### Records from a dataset

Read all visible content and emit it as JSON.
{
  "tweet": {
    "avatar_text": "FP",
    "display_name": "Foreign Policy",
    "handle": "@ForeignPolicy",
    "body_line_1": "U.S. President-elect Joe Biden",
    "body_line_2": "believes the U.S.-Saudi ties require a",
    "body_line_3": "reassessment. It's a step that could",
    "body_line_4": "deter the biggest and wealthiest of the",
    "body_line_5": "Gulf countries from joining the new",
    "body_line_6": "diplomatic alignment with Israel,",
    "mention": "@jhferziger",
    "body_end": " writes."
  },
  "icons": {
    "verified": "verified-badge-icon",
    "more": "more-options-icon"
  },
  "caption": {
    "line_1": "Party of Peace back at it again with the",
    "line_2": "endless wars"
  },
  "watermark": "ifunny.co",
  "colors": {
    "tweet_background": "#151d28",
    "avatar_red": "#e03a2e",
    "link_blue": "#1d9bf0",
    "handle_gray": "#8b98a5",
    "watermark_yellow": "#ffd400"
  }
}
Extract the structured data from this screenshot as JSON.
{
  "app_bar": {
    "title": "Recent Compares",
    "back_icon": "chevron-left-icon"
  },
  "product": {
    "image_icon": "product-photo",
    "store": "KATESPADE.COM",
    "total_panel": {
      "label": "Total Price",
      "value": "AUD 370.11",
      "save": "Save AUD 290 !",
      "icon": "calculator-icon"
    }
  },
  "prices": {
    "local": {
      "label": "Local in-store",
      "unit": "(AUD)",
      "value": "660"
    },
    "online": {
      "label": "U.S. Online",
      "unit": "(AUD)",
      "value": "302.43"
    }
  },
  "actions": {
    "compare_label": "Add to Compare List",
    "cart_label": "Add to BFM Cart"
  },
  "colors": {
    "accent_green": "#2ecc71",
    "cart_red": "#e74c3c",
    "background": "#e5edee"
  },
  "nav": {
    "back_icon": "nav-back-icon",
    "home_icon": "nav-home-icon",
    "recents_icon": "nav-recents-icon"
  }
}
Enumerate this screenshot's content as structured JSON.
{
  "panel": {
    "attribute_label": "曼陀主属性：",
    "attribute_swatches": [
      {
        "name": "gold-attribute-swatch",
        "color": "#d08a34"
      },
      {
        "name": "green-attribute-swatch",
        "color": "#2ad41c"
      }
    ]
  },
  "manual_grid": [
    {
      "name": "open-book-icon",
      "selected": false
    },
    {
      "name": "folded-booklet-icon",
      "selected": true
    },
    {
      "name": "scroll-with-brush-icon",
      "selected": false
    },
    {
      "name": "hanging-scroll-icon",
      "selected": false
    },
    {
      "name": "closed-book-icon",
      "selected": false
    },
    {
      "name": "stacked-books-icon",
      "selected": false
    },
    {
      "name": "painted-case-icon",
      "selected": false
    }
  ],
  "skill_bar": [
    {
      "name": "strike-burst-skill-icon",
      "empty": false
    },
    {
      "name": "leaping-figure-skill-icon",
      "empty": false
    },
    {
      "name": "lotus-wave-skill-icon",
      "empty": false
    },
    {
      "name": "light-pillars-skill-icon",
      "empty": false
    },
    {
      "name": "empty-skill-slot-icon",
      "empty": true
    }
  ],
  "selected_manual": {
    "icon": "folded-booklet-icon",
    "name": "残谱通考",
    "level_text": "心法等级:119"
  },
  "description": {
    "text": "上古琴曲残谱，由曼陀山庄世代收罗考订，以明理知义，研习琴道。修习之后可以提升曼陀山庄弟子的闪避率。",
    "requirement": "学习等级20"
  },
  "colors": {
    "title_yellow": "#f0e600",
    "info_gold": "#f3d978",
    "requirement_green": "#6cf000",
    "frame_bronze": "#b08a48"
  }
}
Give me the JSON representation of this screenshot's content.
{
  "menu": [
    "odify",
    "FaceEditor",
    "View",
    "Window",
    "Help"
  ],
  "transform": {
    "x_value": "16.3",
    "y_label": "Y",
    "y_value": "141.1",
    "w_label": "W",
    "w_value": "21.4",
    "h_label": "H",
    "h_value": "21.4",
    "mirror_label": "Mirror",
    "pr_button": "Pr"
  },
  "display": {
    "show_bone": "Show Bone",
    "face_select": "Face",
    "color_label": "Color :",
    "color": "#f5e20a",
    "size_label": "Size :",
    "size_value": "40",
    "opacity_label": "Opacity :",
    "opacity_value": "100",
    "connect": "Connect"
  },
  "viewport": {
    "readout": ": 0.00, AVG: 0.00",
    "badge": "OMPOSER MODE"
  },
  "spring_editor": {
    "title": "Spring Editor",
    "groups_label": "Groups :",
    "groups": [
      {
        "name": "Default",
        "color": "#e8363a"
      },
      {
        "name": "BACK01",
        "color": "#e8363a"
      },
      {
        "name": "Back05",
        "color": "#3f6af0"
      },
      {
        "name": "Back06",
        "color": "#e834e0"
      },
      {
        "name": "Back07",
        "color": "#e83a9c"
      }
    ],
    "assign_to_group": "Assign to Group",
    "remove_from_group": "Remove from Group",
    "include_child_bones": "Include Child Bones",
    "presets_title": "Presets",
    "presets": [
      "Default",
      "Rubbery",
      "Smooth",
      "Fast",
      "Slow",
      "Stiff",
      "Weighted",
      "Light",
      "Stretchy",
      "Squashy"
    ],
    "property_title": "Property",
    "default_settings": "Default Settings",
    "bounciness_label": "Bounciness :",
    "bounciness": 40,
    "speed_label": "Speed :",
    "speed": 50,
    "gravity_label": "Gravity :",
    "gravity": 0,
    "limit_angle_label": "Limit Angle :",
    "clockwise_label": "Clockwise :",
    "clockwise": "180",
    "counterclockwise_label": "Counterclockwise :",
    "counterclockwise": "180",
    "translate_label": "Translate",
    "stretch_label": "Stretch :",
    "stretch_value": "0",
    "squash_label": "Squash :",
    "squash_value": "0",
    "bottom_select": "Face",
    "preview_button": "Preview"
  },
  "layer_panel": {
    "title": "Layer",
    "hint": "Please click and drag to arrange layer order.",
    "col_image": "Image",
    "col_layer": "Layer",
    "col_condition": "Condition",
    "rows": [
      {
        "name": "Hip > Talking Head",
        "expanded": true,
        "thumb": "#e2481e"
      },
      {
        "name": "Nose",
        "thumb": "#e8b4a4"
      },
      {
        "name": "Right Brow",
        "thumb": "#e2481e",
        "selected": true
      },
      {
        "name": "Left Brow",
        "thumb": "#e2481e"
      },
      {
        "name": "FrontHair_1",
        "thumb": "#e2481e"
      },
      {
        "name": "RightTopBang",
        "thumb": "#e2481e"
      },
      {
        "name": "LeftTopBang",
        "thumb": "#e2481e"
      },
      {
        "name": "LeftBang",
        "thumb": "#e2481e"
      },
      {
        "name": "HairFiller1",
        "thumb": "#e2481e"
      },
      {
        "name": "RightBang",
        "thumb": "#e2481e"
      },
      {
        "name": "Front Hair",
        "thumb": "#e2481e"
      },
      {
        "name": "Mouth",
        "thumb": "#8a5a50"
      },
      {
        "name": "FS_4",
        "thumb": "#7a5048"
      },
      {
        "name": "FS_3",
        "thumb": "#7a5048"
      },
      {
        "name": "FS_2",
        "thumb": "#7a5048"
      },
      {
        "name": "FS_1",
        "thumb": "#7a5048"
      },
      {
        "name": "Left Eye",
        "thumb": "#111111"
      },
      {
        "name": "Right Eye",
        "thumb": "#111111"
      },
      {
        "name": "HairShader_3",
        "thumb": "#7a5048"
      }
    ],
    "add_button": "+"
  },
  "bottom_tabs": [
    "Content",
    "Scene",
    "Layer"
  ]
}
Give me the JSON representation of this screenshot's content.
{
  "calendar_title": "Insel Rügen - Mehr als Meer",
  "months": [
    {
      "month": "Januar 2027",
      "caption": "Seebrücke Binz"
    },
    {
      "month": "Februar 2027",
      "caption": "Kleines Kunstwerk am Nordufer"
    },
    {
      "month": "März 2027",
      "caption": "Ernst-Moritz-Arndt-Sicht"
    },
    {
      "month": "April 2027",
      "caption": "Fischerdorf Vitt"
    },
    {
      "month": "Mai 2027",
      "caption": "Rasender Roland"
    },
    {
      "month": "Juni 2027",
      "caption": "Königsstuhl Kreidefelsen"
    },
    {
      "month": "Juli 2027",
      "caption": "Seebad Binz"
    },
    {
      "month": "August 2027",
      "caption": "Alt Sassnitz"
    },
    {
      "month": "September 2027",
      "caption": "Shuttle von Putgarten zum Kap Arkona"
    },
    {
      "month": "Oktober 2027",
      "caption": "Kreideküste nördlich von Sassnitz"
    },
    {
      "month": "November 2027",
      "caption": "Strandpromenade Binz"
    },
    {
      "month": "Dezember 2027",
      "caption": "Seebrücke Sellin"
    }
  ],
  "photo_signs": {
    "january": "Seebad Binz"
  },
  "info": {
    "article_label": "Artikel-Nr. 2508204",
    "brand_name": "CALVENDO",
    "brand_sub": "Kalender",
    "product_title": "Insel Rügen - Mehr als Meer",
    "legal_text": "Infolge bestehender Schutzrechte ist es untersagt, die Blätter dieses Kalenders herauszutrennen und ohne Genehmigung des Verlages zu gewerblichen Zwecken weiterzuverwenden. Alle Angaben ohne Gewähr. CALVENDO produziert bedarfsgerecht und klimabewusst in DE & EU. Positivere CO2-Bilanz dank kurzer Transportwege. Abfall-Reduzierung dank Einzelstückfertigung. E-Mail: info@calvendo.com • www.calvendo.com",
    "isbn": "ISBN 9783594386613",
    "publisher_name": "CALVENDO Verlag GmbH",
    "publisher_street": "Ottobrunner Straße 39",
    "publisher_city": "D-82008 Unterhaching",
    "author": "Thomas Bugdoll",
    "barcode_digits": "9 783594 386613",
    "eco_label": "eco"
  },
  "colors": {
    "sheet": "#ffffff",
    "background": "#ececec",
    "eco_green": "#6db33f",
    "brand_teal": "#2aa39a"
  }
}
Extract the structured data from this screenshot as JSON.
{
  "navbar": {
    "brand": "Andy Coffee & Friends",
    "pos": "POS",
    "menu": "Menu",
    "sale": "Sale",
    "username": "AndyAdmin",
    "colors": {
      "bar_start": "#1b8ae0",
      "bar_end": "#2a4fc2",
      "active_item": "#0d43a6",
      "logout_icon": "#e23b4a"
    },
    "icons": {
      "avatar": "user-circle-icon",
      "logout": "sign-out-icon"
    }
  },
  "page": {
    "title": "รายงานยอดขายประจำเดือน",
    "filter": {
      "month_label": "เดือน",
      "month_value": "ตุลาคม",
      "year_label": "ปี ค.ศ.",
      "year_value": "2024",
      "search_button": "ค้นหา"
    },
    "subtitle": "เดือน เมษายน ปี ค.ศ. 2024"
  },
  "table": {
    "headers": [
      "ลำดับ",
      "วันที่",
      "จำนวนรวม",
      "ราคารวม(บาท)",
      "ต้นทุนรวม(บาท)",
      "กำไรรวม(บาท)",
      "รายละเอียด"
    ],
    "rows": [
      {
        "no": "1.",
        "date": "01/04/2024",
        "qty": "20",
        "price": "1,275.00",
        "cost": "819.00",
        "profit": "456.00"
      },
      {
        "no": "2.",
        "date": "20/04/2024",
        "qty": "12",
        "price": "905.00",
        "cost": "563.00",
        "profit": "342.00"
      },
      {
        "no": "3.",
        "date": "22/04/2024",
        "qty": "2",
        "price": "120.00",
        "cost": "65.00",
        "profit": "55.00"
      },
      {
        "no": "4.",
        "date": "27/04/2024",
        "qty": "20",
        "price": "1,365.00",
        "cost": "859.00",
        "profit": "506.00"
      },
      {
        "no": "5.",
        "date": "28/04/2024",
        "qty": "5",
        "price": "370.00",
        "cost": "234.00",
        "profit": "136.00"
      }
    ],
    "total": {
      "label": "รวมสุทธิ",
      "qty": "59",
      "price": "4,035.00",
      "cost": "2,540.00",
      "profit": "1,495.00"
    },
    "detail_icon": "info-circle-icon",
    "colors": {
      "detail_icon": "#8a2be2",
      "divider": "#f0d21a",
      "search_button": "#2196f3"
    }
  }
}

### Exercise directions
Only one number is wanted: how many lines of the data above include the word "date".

### Completed task
5